(a) No authorized insurer, no licensed insurance agent, no licensed insurance broker, and no other representative of any such broker shall make, procure or negotiate any contract of insurance other than as plainly expressed in the policy or written contract issued or to be issued as evidence thereof, or shall directly, or indirectly, by giving or sharing a commission or in any manner whatsoever, pay or allow or offer to pay or allow to the insured as an inducement to the making of insurance or after insurance has been effected, any rebate from the premium which is specified in the policy, or any special favor or advantage in the dividends or other benefit to accrue thereon, or shall give or offer to give, any valuable consideration or inducement of any kind which is not specified in such policy or contract . . . .
Insurance Law § 4224(c) sets forth similar provisions with regard to life and accident and health insurance and annuities.
The only exception to the requirement that the coverage be offered as optional and for a separate charge pertains to accident and health insurance offered to certain groups expressly provided by statute.

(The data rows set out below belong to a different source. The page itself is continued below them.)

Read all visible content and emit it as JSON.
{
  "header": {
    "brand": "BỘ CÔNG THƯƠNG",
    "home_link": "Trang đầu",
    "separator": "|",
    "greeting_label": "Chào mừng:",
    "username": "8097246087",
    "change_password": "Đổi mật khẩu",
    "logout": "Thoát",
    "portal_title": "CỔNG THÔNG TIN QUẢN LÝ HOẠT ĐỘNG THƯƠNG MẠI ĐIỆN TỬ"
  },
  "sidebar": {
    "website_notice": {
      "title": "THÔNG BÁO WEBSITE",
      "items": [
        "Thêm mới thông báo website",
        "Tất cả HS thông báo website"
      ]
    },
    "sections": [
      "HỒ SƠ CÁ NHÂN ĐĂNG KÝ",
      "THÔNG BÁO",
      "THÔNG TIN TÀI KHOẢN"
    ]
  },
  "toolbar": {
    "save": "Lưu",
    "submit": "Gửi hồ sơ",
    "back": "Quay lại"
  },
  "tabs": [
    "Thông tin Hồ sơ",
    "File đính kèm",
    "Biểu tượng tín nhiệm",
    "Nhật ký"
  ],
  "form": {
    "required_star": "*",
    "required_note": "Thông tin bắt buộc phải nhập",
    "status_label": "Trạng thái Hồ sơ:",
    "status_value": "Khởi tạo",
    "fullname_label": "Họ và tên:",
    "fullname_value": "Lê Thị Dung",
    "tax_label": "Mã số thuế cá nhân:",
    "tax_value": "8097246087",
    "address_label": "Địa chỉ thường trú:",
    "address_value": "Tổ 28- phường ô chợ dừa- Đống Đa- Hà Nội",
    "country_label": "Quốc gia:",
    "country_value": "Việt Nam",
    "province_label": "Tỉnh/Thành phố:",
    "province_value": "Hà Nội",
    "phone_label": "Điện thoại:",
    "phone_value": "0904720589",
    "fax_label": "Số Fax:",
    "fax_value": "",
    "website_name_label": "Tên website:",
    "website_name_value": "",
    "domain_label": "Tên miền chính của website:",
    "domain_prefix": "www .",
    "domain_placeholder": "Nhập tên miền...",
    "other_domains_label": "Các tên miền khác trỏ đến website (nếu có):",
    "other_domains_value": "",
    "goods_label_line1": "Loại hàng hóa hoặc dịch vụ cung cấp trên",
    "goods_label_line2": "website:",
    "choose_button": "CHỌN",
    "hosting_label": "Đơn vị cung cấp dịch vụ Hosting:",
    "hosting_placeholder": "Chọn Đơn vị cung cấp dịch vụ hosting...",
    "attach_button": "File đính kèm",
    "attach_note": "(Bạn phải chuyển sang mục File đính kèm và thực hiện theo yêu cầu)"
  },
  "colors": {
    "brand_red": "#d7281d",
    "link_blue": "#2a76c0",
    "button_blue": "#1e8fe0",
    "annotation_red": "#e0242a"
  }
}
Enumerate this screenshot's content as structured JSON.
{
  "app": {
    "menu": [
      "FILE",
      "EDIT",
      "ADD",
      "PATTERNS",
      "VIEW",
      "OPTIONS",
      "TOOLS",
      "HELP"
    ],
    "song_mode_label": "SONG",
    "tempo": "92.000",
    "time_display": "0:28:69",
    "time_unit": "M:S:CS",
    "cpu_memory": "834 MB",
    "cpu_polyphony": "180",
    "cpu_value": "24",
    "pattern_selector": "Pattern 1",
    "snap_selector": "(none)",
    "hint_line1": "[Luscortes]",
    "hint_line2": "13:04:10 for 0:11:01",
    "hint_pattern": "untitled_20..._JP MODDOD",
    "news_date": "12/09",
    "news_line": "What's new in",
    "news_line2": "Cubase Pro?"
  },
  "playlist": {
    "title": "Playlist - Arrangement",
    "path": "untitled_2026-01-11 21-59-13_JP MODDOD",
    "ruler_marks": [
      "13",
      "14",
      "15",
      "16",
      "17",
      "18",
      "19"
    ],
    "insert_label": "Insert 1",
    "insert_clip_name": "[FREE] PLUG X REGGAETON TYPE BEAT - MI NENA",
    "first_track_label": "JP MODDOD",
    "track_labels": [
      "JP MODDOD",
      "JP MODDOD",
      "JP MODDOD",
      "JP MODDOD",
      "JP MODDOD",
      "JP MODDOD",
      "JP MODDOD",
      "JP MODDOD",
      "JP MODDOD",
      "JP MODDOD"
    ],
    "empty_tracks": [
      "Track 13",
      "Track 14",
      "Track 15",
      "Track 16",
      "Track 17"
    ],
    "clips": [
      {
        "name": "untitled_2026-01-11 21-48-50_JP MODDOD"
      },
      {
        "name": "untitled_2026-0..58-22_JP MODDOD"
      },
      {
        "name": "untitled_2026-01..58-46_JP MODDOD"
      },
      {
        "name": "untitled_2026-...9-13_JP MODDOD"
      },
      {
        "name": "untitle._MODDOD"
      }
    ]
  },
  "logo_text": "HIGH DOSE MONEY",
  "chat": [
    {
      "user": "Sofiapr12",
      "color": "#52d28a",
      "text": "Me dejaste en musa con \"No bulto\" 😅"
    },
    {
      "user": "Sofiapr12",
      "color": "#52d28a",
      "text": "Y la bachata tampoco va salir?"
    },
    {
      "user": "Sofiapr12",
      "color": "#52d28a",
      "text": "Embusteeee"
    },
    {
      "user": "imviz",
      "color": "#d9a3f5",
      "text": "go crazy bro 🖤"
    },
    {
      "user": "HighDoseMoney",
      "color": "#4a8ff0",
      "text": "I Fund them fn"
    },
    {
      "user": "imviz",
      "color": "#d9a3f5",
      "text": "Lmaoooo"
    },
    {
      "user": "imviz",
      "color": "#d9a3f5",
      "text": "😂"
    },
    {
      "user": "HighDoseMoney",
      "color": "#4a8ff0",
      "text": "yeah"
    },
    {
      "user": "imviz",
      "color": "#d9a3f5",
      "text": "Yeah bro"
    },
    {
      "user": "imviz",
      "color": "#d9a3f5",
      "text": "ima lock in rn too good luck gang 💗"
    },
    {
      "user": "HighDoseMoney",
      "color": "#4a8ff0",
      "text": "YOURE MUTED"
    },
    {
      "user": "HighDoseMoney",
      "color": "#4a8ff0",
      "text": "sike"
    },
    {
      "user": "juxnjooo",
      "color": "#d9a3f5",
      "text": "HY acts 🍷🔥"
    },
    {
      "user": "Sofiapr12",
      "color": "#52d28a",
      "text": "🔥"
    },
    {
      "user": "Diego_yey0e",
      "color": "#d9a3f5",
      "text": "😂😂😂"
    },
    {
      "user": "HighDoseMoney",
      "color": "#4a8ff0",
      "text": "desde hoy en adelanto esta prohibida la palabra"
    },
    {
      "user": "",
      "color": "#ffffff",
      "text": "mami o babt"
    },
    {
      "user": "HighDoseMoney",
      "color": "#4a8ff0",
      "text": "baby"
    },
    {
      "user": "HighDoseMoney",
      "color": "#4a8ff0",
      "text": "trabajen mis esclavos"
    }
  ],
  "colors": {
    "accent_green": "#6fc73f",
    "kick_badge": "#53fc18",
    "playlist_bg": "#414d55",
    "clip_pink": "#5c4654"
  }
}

See Insurance Law § 4235 (c)(1)(L).3 There are no such similar exceptions set forth in the Insurance Law for property/casualty coverages; in fact, group property/casualty insurance is not permissible. Thus, a policy that contains both types of coverage must be offered on an optional basis and for a separate charge. But if property/casualty coverages are involved, they must be offered on an individual, not group, basis.
For further information you may contact Senior Attorney Brenda Gibbs at the Albany Office.
1 Insurance Law § 2114 and 2115 each may be relevant here because a travel insurance policy may provide life, accident and health coverage, as well as property/casualty coverage.
2 This is not to imply, however, that an insurer may include any inducement it wants in the policy. See Opinion of General Counsel No. 07-06-03 (June 4, 2007).
3 Insurance Law § 4235(c)(1)(L) describes, as a permissible group for accident and health insurance, customers of certain types of financial institutions, provided certain criteria are met. The statute allows a financial institution to pay the insurance premiums of the group members provided that all eligible members of the group are insured under the policy.